Soldier William Weightman's sword returned to Japan
A soldier's dying wish to return a 400-year-old ceremonial sword he took from a surrendering Japanese general in Sumatra, Indonesia, is to be fulfilled.
Lt Col Bill Weightman was handed the weapon by Maj Gen Shozaburo Iino on December 15, 1945.
The Durham Light Infantry (DLI) soldier took the sword home to Richmond in North Yorkshire.
When Mr Weightman - who died aged 83 in 2009 - was told he had cancer he began trying to trace the general's family.
He passed the weapon on to his friend Michael Daly, the bursar of the Teikyo University of Japan, which is part of Durham University.
Mr Daly said: "There was an incredible bitterness that is maintained to this day by a high percentage of Colonel Bill's compatriots towards the Japanese, but he had tremendous compassion and great forgiveness.
"He felt while he lived he was the custodian of what General Iino had given him, he felt obligated to protect that sword."
He added: "Historically, the swords were often used by their owners to commit hara-kari.
"It was only a few months before he died he said: 'I really think I ought to trace the general's family back in Japan'."
The university teamed up with the Japanese consul and managed to trace the general's 91-year-old daughter Mitsu Yamanaka.
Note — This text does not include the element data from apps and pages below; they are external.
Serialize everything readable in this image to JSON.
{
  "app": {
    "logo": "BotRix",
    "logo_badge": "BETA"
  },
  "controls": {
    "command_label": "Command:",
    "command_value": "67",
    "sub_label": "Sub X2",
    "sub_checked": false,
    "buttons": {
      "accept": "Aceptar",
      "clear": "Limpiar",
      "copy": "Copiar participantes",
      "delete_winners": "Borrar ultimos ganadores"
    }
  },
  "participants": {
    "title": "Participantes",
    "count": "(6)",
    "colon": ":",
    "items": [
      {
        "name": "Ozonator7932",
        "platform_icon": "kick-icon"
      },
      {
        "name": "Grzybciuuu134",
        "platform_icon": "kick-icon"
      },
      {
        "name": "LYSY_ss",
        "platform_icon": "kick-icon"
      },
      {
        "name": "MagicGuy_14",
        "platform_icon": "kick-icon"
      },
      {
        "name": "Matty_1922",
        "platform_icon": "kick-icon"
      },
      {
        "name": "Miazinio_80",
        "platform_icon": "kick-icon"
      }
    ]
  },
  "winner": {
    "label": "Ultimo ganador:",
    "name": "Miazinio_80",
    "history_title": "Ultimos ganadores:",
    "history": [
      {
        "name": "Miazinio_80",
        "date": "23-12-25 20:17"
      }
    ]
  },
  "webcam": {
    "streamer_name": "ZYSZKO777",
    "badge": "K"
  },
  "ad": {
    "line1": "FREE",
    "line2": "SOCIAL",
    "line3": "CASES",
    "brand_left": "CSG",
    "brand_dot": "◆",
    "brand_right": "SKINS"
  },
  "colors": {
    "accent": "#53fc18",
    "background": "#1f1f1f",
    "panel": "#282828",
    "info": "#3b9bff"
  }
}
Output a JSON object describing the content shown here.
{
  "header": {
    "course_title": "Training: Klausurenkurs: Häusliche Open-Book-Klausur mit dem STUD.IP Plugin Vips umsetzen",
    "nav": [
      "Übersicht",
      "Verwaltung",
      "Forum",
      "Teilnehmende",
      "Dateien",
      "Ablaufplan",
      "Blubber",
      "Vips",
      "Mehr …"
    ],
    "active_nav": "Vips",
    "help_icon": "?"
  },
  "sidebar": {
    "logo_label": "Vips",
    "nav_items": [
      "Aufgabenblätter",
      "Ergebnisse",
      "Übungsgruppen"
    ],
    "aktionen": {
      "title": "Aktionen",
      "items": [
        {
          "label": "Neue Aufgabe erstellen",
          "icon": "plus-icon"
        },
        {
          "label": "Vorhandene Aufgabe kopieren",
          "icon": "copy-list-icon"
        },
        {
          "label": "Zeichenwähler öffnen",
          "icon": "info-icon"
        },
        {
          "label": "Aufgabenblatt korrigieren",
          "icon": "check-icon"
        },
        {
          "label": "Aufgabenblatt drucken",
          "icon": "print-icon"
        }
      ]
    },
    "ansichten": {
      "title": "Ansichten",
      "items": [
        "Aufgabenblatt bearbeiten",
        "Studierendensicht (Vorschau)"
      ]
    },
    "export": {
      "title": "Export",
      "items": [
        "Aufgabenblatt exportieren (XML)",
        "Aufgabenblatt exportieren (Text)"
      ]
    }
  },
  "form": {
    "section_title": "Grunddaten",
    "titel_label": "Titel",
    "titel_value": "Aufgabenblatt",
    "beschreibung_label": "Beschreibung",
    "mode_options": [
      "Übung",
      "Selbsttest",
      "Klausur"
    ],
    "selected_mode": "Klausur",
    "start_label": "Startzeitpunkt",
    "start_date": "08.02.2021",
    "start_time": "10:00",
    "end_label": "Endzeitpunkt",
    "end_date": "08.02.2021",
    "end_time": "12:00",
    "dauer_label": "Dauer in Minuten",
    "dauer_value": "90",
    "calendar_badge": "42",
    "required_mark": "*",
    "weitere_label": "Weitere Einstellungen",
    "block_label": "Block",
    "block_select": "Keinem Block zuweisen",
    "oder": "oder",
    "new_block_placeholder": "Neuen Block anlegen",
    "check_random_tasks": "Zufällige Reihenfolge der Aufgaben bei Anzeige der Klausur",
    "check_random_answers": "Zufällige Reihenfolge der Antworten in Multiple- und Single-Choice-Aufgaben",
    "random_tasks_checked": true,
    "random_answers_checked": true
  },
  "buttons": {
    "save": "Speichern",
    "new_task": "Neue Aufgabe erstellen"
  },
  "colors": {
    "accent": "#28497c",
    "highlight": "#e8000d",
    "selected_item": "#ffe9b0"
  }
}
The sword was shipped off to her in Tokyo on Thursday.
In a letter to Mr Daly, Mr Weightman wrote: "The sword was presented with honour, received with honour and cared for with great dignity."
Mr Weightman, who later joined the RAF, also worked with the Burma Campaign Fellowship which helped reconcile veterans and their families.